This past Thursday, as part of the NHL’s Hockey is for Everyone month, a list of You Can Play ambassadors was released, naming one player from each team who is designated as a support for any LGBTQA+ player on their team. This list includes several high-profile figures, for example, Captains Claude Giroux (PHI) and Gabriel Landeskog (COL). Also represented are key franchise players: Braden Holtby (WSH), Brad Marchand (BOS), Henrik Sedin (VAN), Ryan Kesler (ANA).
There is one name, however, that has drawn an excess of attention since the list was announced. The inclusion of this player has seemed to polarize the hockey community - especially the LGBTQA+ fanbase. The YCP Ambassador to the Montreal Canadiens is Andrew Shaw.
The same Andrew Shaw who was fined last year after he was caught throwing a homophobic slur at a ref. The Andrew Shaw who claimed to not remember what he had said immediately after the game, but eventually abandoned that defense when it was clear he wasn’t getting out of it.

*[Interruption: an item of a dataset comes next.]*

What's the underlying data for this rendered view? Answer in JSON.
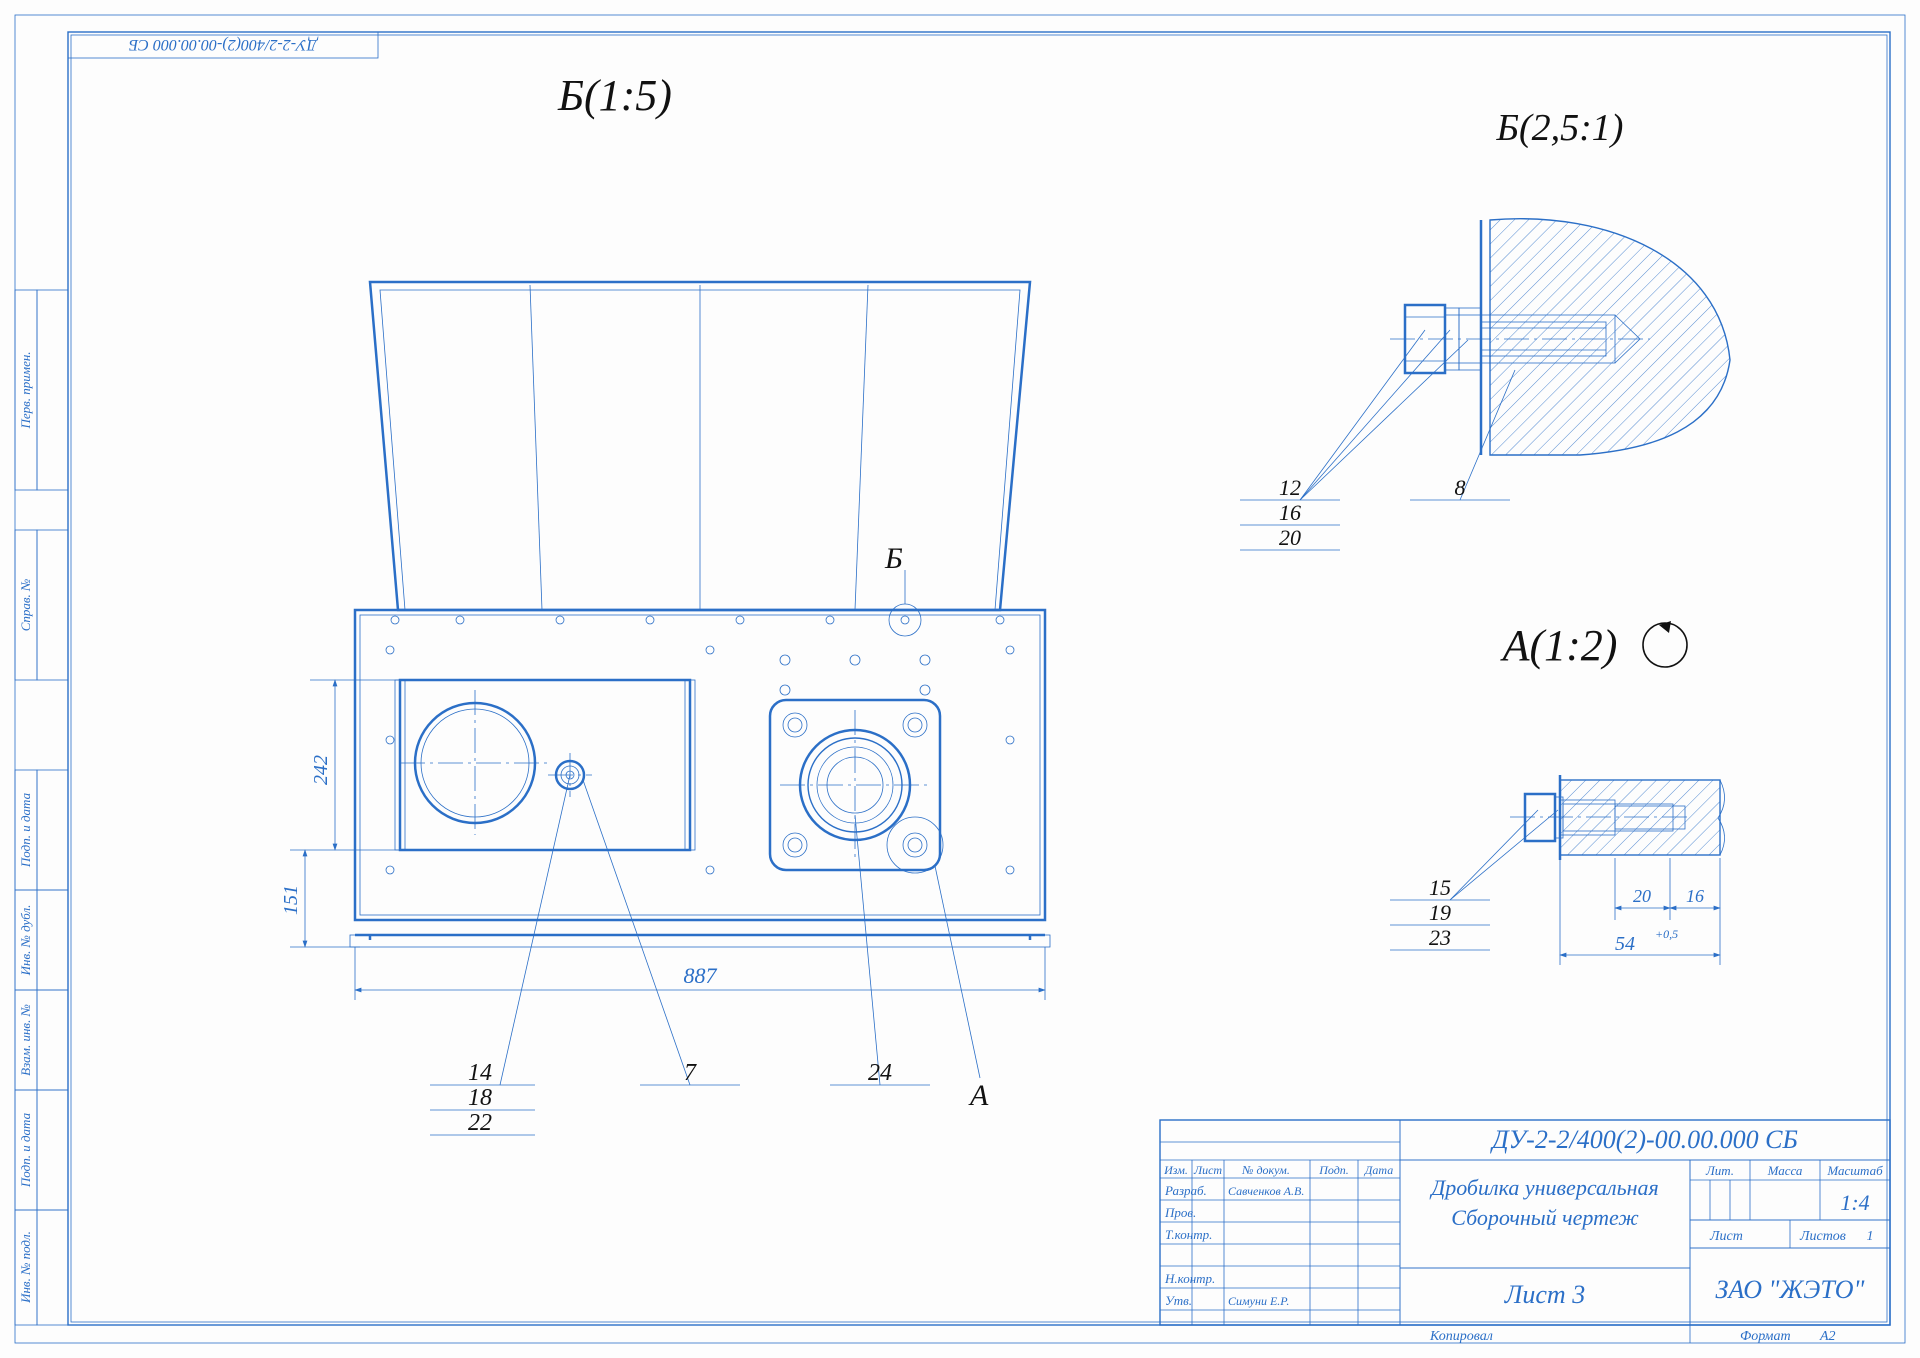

Yeah, that Andrew Shaw.
So what’s the problem? The NHL, the Habs, and many people in the league and the community are holding this up as an example of how someone can redeem themselves. Cid Zeigler writes in his Outsports article, "It’s pretty fantastic that Shaw has come full circle and now stands out with open arms hoping any teammates know they have a place to go if they need it."
Many (myself included) just aren’t buying into the story. It’s been approximately ten months since that slur incident occurred on ice, and this is the very first indication we have that Andrew Shaw has truly turned himself around. There has been no Pride Parade, no calling out of homophobes on social media, no subtle tribute to the lives lost in the Pulse shooting for Andrew Shaw – even when other players in the league managed to do at least that much.
Why, then, should anyone believe that he has really changed his tune? The position of YCP Ambassador appears to be a large undertaking which essentially amounts to being a task force leader within your own professional team – spearheading inclusivity programs, calling out homophobic behavior, and demonstrating in every aspect that you are a mentor and support for the LGBTQA+ players around you. Becoming a YCP Ambassador on a major league sports team is not your first step in finding redemption. It’s not the second or even the third.
What has Andrew Shaw done to deserve this position?
It’s easier to believe that this is a publicity stunt, a convenient way to boost a player’s and franchise’s public value by obscuring the black mark on their image. Diversity and inclusion initiatives are marketable, for better or for worse, and it would be incredibly naïve to think that profit didn’t play into the NHL’s Hockey is for Everyone programming. But, should this be merely a public relations stunt, it is disingenuous and disrespectful.
There are hockey fans (again myself included) who aren’t ready to forgive Andrew Shaw or the NHL quite yet. We haven’t been given good reason to do so. It’s not about holding grudges, but it’s hard to forget when someone chooses to use your very existence as an insult, to boil down your identity into a convenient swear word that they throw around when the game isn’t going their way. It’s a reminder that LGBTQA+ hockey fans aren’t really part of the hockey community. As such, asking forgiveness takes time and a demonstrated sense of mutual understanding – an offering of apology not because it’s expected or demanded but because the guilty party realizes that they are truly wrong. The initial announcement ignored that process and demanded positive recognition, swept the past problems under the rug or made use of them to make Andrew Shaw and the NHL seem all that much brighter.
Shaw’s subsequent interviews have shed some further light upon at least his own willingness to participate in the YCP Ambassador program. He appears genuine in his apology, in his desire to work with YCP and to act in support of his teammates. The interview has also left me convinced that he is woefully unequipped to do so. His sole focus seems to be on eliminating derogatory language in the locker room, but homophobia and exclusion in sports is so much more complicated than merely banning bad words. If Andrew Shaw also has plans to tackle toxic masculinity, heteronormative behavior, transphobia, targeted violence, or the tangled webs of intersectionality, he hasn’t shared them.
I want Andrew Shaw to be a good Ambassador, to be put in a position to succeed. I want LGBTQA+ players to go to him and receive the encouragement and support they need to continue playing the sport they love. I’m even willing to give him a chance to be that Ambassador and to be that person. But I will continue to be mad that it was handled in such an insensitive manner by the league and by the Canadiens franchise, that an entire community is just expected to forgive and forget an incident which confirmed that they are still not welcome in the NHL. I will also question his ability to do the job he volunteered for because I have not yet seen evidence to suggest he can.
If you want us to believe that this is a character redemption narrative, then show us the whole story or we won’t trust you when all we get is the "happily ever after." Andrew Shaw as a YCP Ambassador is the epilogue to a book that was never published; I want to buy the story, but it doesn’t exist.